It used to be only a few voices on the margin: Ian Bogost, Sherry Turkle, Geert Lovink, or Evgeny Morozov, for example, who urged people to think a little more about the time they were spending on social media. But soon the whisper grew and now the movement may be reaching the mainstream. With the rise to prevalence of former Google design ethicist Tristan Harris and his Center for Humane Technology, and with the Facebook Privacy/Cambridge Analytical scandal all over congress and the world news, people are starting to have conversations that were considered almost laughable before. Continue reading “Social Media Mindfulness Is Not Enough”
You wake up in the morning, and what’s the first thing you do? If you’re like most people, you roll over and check your phone. When you look, you see that cheerful little dot on your social media, messaging, and email app icons – 10 new emails, 4 new social media comments, 3 new text messages. For a moment you feel popular, and maybe a little stressed out and compelled to respond. So, before even getting out of bed, you’ve answered some emails, sent back a few emoji’s via text, and looked at your Facebook and Instagram comments, and those little red notification dots are cleared from your apps. You breathe a sigh of relief, and feel the stress reside… for a while… until it starts all over again, with your phone vibrating, interrupting your train of thought or whatever you’re doing with a red notification dot on your various apps. The notification dot is feeling less and less cheerful and more and more like a burden every time it lights up on your phone, and you feel your stress mounting as you are compelled to deal with the interruption. Then you deal with it and feel relief again… until the cycle continues.

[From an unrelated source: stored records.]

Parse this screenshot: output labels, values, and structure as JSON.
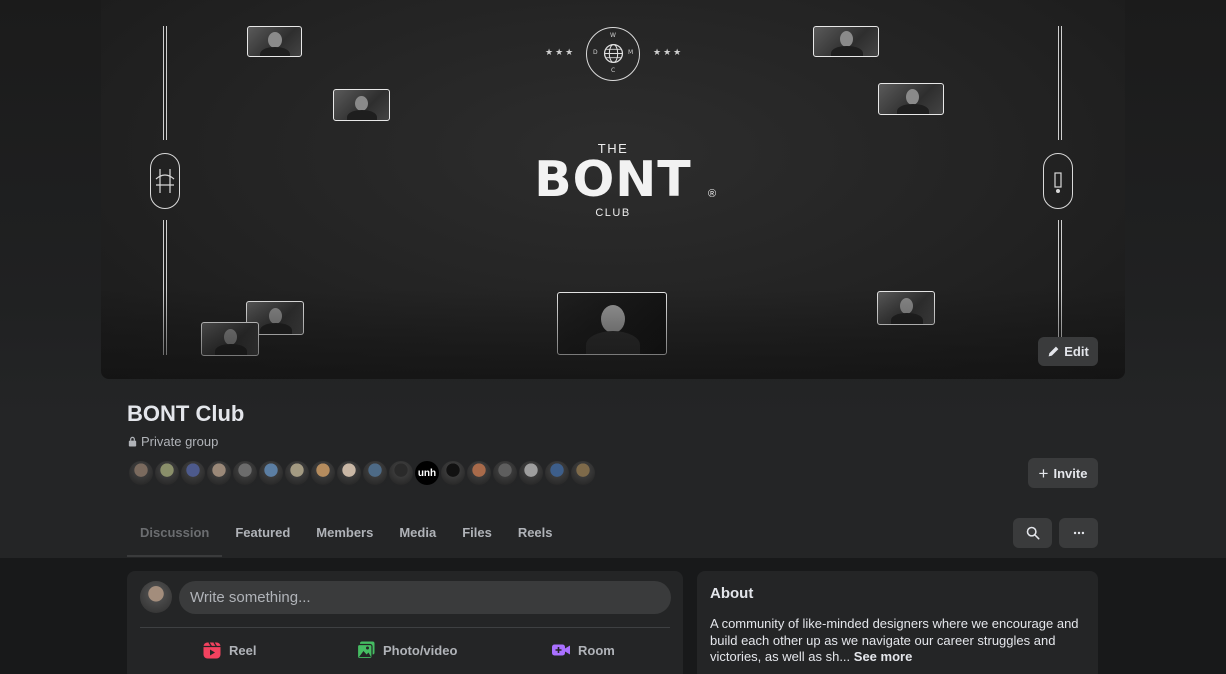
{
  "cover": {
    "logo_the": "THE",
    "logo_main": "BONT",
    "logo_reg": "®",
    "logo_club": "CLUB",
    "emblem_letters": [
      "W",
      "D",
      "M",
      "C"
    ],
    "stars": "★★★",
    "edit_label": "Edit"
  },
  "group": {
    "name": "BONT Club",
    "privacy": "Private group",
    "invite_label": "Invite",
    "member_avatar_colors": [
      "#7a6a5e",
      "#8a8f6a",
      "#4d5a8c",
      "#9a8878",
      "#6c6c6c",
      "#5b7ea3",
      "#a39a82",
      "#b58c5e",
      "#c9b7a5",
      "#4d6a86",
      "#2a2a2a",
      "#8c8c8c",
      "#111111",
      "#a86a4a",
      "#5e5e5e",
      "#9e9e9e",
      "#3d5e8a",
      "#7e6a4a"
    ],
    "avatar_center_text": "unh"
  },
  "tabs": [
    {
      "label": "Discussion",
      "active": true
    },
    {
      "label": "Featured",
      "active": false
    },
    {
      "label": "Members",
      "active": false
    },
    {
      "label": "Media",
      "active": false
    },
    {
      "label": "Files",
      "active": false
    },
    {
      "label": "Reels",
      "active": false
    }
  ],
  "composer": {
    "placeholder": "Write something...",
    "actions": [
      {
        "label": "Reel",
        "icon": "reel-icon",
        "color": "#f3425f"
      },
      {
        "label": "Photo/video",
        "icon": "photo-video-icon",
        "color": "#45bd62"
      },
      {
        "label": "Room",
        "icon": "room-video-icon",
        "color": "#a970ff"
      }
    ]
  },
  "about": {
    "title": "About",
    "text": "A community of like-minded designers where we encourage and build each other up as we navigate our career struggles and victories, as well as sh...",
    "see_more": "See more"
  }
}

If I were to rewrite the iconic 1983 Police hit song “I’ll be watching you” for the information age, it might go something like this:
Every pic you take,
Every move you make,
Every post you make,
Every word you say,
They’ll be watching you.
Oh can’t you see,
They’re using more than cookies.
They’re with you on every road,
On every app you download.
You clicked “I agree”,
And now they see what you see,
They’re tracking you,
And all your pictures too,
They’re always watching you.
This is part three in a series which details why I think you can be an effective social media advisor, even if you are not personally on Facebook yourself. In this post, I’m going to briefly discuss some of the personal reasons why I do not engage on Facebook, and why I’m thinking about withdrawing my participation from social media completely. You can read part 1 here, and part 2 here.
Even if you don’t work in a social media or technology-related field, sometimes keeping up with social media can feel like a second full time job. For some, this second job is worth it, but for others, it might not be, and social media use is more a compulsion, something you do out of habit, even when it stops feeling fun. Like smoking a pack of cigarettes a day, or a regular sugar habit, this activity initially delivers feelings of happiness, euphoria or satisfaction, only to devolve into a monkey on the users’ back.